  4. Simon Hawke. Predator 2, p. 11 (1990), Jove Books.
  5. Simon Hawke. Predator 2, p. 21 (1990), Jove Books.
  6. Simon Hawke. Predator 2, p. 36 (1990), Jove Books.
  7. Simon Hawke. Predator 2, p. 45 (1990), Jove Books.
  8. Simon Hawke. Predator 2, p. 57 (1990), Jove Books.
  9. Simon Hawke. Predator 2, p. 64 (1990), Jove Books.
  10. Simon Hawke. Predator 2, p. 67 (1990), Jove Books.
  11. Simon Hawke. Predator 2, p. 72 (1990), Jove Books.
  12. Simon Hawke. Predator 2, p. 83 (1990), Jove Books.
  13. Simon Hawke. Predator 2, p. 88 (1990), Jove Books.
  14. Simon Hawke. Predator 2, p. 93 (1990), Jove Books.
  15. Simon Hawke. Predator 2, p. 99 (1990), Jove Books.
  16. Simon Hawke. Predator 2, p. 102 (1990), Jove Books.
  17. Simon Hawke. Predator 2, p. 104 (1990), Jove Books.
  18. Simon Hawke. Predator 2, p. 109 (1990), Jove Books.
  19. Simon Hawke. Predator 2, p. 126 (1990), Jove Books.
  20. Simon Hawke.
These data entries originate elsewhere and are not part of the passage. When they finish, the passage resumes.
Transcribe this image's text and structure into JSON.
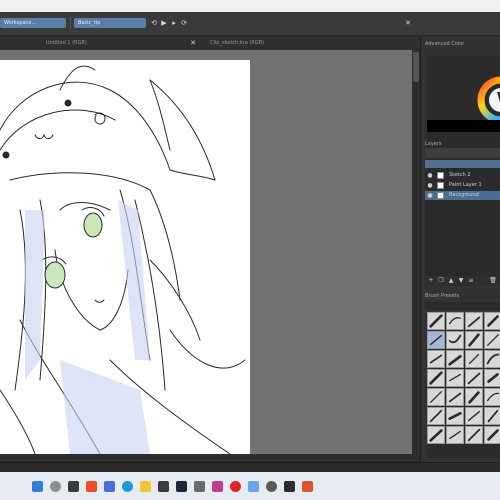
{
  "toolbar": {
    "workspace_label": "Workspace...",
    "brush_preset_label": "Basic_tip",
    "undo_icon": "undo-icon",
    "redo_icon": "redo-icon"
  },
  "tabs": [
    {
      "label": "Untitled 1 (RGB)"
    },
    {
      "label": "Clip_sketch.kra (RGB)"
    }
  ],
  "dock": {
    "color_title": "Advanced Color",
    "layers_title": "Layers",
    "brush_title": "Brush Presets",
    "layers": [
      {
        "name": "Sketch 2",
        "selected": false
      },
      {
        "name": "Paint Layer 1",
        "selected": false
      },
      {
        "name": "Background",
        "selected": true
      }
    ],
    "layer_tool_icons": [
      "add-icon",
      "duplicate-icon",
      "up-icon",
      "down-icon",
      "properties-icon",
      "delete-icon"
    ]
  },
  "colors": {
    "accent": "#5b7fa8",
    "canvas_bg": "#727272",
    "panel_bg": "#323232",
    "selection": "#4b6d94"
  },
  "taskbar": {
    "icons": [
      "windows-icon",
      "search-icon",
      "task-view-icon",
      "brave-icon",
      "app-icon",
      "edge-icon",
      "explorer-icon",
      "store-icon",
      "steam-icon",
      "settings-icon",
      "mail-icon",
      "red-app-icon",
      "krita-icon",
      "gear-icon",
      "media-icon",
      "game-icon"
    ]
  }
}
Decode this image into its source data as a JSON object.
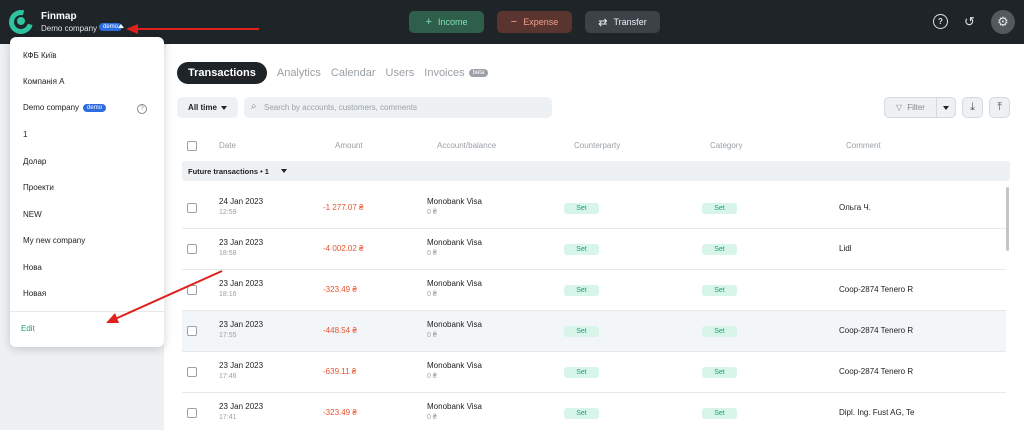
{
  "app": {
    "name": "Finmap",
    "company": "Demo company",
    "company_badge": "demo"
  },
  "topbar": {
    "income": "Income",
    "expense": "Expense",
    "transfer": "Transfer",
    "income_icon": "+",
    "expense_icon": "−",
    "transfer_icon": "⇄"
  },
  "tabs": [
    {
      "label": "Transactions",
      "active": true
    },
    {
      "label": "Analytics"
    },
    {
      "label": "Calendar"
    },
    {
      "label": "Users"
    },
    {
      "label": "Invoices",
      "badge": "beta"
    }
  ],
  "toolbar": {
    "period": "All time",
    "search_placeholder": "Search by accounts, customers, comments",
    "filter": "Filter"
  },
  "table": {
    "headers": [
      "Date",
      "Amount",
      "Account/balance",
      "Counterparty",
      "Category",
      "Comment"
    ],
    "group": "Future transactions • 1",
    "set_label": "Set",
    "rows": [
      {
        "date": "24 Jan 2023",
        "time": "12:59",
        "amount": "-1 277.07 ₴",
        "account": "Monobank Visa",
        "balance": "0 ₴",
        "comment": "Ольга Ч."
      },
      {
        "date": "23 Jan 2023",
        "time": "18:58",
        "amount": "-4 002.02 ₴",
        "account": "Monobank Visa",
        "balance": "0 ₴",
        "comment": "Lidl"
      },
      {
        "date": "23 Jan 2023",
        "time": "18:16",
        "amount": "-323.49 ₴",
        "account": "Monobank Visa",
        "balance": "0 ₴",
        "comment": "Coop-2874 Tenero R"
      },
      {
        "date": "23 Jan 2023",
        "time": "17:55",
        "amount": "-448.54 ₴",
        "account": "Monobank Visa",
        "balance": "0 ₴",
        "comment": "Coop-2874 Tenero R"
      },
      {
        "date": "23 Jan 2023",
        "time": "17:46",
        "amount": "-639.11 ₴",
        "account": "Monobank Visa",
        "balance": "0 ₴",
        "comment": "Coop-2874 Tenero R"
      },
      {
        "date": "23 Jan 2023",
        "time": "17:41",
        "amount": "-323.49 ₴",
        "account": "Monobank Visa",
        "balance": "0 ₴",
        "comment": "Dipl. Ing. Fust AG, Te"
      }
    ]
  },
  "dropdown": {
    "items": [
      "КФБ Київ",
      "Компанія А",
      "Demo company",
      "1",
      "Долар",
      "Проекти",
      "NEW",
      "My new company",
      "Нова",
      "Новая"
    ],
    "demo_badge": "demo",
    "edit": "Edit"
  },
  "colors": {
    "accent": "#1d9e75",
    "negative": "#e8542e",
    "topbar": "#1f2428",
    "annotation_arrow": "#e0201b"
  }
}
Predator 2, p. 131 (1990), Jove Books.
  21. Simon Hawke. Predator 2, p. 133 (1990), Jove Books.
  22. Simon Hawke. Predator 2, p. 137 (1990), Jove Books.
  23. Simon Hawke. Predator 2, p. 140 (1990), Jove Books.
  24. Simon Hawke. Predator 2, p. 145 (1990), Jove Books.
  25. 25.0 25.1 Simon Hawke. Predator 2, p. 151 (1990), Jove Books.
  26. Simon Hawke. Predator 2, p. 156 (1990), Jove Books.
  27. Simon Hawke. Predator 2, p. 161 (1990), Jove Books.
  28. Simon Hawke. Predator 2, p. 167 (1990), Jove Books.
  29. Simon Hawke. Predator 2, p. 172 (1990), Jove Books.
  30. Simon Hawke. Predator 2, p. 179 (1990), Jove Books.
  31. Simon Hawke. Predator 2, p. 203 (1990), Jove Books.
  32. Simon Hawke. Predator 2, p. 201 (1990), Jove Books.
  33. Simon Hawke. Predator 2, p. 209 (1990), Jove Books.
  34. Simon Hawke. Predator 2, p. 216 (1990), Jove Books.
  35. 35.0 35.1 Simon Hawke. Predator 2, p. 220 (1990), Jove Books.
  36. 36.0 36.1 Simon Hawke. Predator 2, p. 228 (1990), Jove Books.
  37. Simon Hawke. Predator 2, p. 136 (1990), Jove Books.